> _DATA SUPPLIED_
○ ○ ○ ○ ○ ○ ○
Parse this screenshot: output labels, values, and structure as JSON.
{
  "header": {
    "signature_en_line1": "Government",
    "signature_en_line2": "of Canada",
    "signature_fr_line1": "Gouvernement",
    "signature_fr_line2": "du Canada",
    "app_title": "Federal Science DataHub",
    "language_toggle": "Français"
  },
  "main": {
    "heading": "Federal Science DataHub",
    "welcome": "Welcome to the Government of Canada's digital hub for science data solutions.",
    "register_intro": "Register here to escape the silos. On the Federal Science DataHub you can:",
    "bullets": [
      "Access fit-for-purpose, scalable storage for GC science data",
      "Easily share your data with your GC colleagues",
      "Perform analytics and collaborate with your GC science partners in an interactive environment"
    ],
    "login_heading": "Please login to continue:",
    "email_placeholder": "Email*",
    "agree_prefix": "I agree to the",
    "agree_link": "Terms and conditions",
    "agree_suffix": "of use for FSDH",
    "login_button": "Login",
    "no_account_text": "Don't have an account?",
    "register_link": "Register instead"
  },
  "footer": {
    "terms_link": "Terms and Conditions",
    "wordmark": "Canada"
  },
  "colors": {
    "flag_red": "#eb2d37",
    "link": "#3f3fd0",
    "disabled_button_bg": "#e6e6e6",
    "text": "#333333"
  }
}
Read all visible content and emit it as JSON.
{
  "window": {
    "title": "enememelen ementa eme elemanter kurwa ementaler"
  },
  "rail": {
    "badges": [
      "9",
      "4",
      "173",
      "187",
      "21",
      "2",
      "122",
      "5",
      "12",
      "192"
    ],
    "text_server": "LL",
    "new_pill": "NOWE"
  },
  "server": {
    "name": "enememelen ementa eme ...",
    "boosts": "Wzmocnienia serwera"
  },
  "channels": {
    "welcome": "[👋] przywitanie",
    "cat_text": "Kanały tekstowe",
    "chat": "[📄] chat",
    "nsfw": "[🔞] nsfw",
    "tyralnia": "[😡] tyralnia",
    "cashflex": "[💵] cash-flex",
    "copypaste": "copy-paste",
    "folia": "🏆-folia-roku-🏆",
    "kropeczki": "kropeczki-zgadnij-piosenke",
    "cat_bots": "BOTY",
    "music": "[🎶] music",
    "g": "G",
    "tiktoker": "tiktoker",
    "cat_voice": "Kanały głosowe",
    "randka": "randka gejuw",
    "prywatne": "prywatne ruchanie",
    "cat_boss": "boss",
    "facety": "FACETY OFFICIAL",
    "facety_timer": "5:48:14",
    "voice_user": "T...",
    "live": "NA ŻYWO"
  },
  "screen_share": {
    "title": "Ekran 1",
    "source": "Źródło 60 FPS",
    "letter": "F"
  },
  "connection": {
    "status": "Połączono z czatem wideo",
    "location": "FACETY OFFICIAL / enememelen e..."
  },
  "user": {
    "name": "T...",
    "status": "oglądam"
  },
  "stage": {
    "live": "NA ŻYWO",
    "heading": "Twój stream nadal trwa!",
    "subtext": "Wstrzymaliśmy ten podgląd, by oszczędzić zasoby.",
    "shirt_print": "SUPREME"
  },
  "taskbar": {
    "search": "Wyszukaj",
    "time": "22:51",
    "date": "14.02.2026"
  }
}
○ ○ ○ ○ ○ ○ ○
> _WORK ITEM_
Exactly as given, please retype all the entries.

> _RESPONSE BELOW_
Parse this screenshot: output labels, values, and structure as JSON.
{
  "header": {
    "signature_en_line1": "Government",
    "signature_en_line2": "of Canada",
    "signature_fr_line1": "Gouvernement",
    "signature_fr_line2": "du Canada",
    "app_title": "Federal Science DataHub",
    "language_toggle": "Français"
  },
  "main": {
    "heading": "Federal Science DataHub",
    "welcome": "Welcome to the Government of Canada's digital hub for science data solutions.",
    "register_intro": "Register here to escape the silos. On the Federal Science DataHub you can:",
    "bullets": [
      "Access fit-for-purpose, scalable storage for GC science data",
      "Easily share your data with your GC colleagues",
      "Perform analytics and collaborate with your GC science partners in an interactive environment"
    ],
    "login_heading": "Please login to continue:",
    "email_placeholder": "Email*",
    "agree_prefix": "I agree to the",
    "agree_link": "Terms and conditions",
    "agree_suffix": "of use for FSDH",
    "login_button": "Login",
    "no_account_text": "Don't have an account?",
    "register_link": "Register instead"
  },
  "footer": {
    "terms_link": "Terms and Conditions",
    "wordmark": "Canada"
  },
  "colors": {
    "flag_red": "#eb2d37",
    "link": "#3f3fd0",
    "disabled_button_bg": "#e6e6e6",
    "text": "#333333"
  }
}
Read all visible content and emit it as JSON.
{
  "window": {
    "title": "enememelen ementa eme elemanter kurwa ementaler"
  },
  "rail": {
    "badges": [
      "9",
      "4",
      "173",
      "187",
      "21",
      "2",
      "122",
      "5",
      "12",
      "192"
    ],
    "text_server": "LL",
    "new_pill": "NOWE"
  },
  "server": {
    "name": "enememelen ementa eme ...",
    "boosts": "Wzmocnienia serwera"
  },
  "channels": {
    "welcome": "[👋] przywitanie",
    "cat_text": "Kanały tekstowe",
    "chat": "[📄] chat",
    "nsfw": "[🔞] nsfw",
    "tyralnia": "[😡] tyralnia",
    "cashflex": "[💵] cash-flex",
    "copypaste": "copy-paste",
    "folia": "🏆-folia-roku-🏆",
    "kropeczki": "kropeczki-zgadnij-piosenke",
    "cat_bots": "BOTY",
    "music": "[🎶] music",
    "g": "G",
    "tiktoker": "tiktoker",
    "cat_voice": "Kanały głosowe",
    "randka": "randka gejuw",
    "prywatne": "prywatne ruchanie",
    "cat_boss": "boss",
    "facety": "FACETY OFFICIAL",
    "facety_timer": "5:48:14",
    "voice_user": "T...",
    "live": "NA ŻYWO"
  },
  "screen_share": {
    "title": "Ekran 1",
    "source": "Źródło 60 FPS",
    "letter": "F"
  },
  "connection": {
    "status": "Połączono z czatem wideo",
    "location": "FACETY OFFICIAL / enememelen e..."
  },
  "user": {
    "name": "T...",
    "status": "oglądam"
  },
  "stage": {
    "live": "NA ŻYWO",
    "heading": "Twój stream nadal trwa!",
    "subtext": "Wstrzymaliśmy ten podgląd, by oszczędzić zasoby.",
    "shirt_print": "SUPREME"
  },
  "taskbar": {
    "search": "Wyszukaj",
    "time": "22:51",
    "date": "14.02.2026"
  }
}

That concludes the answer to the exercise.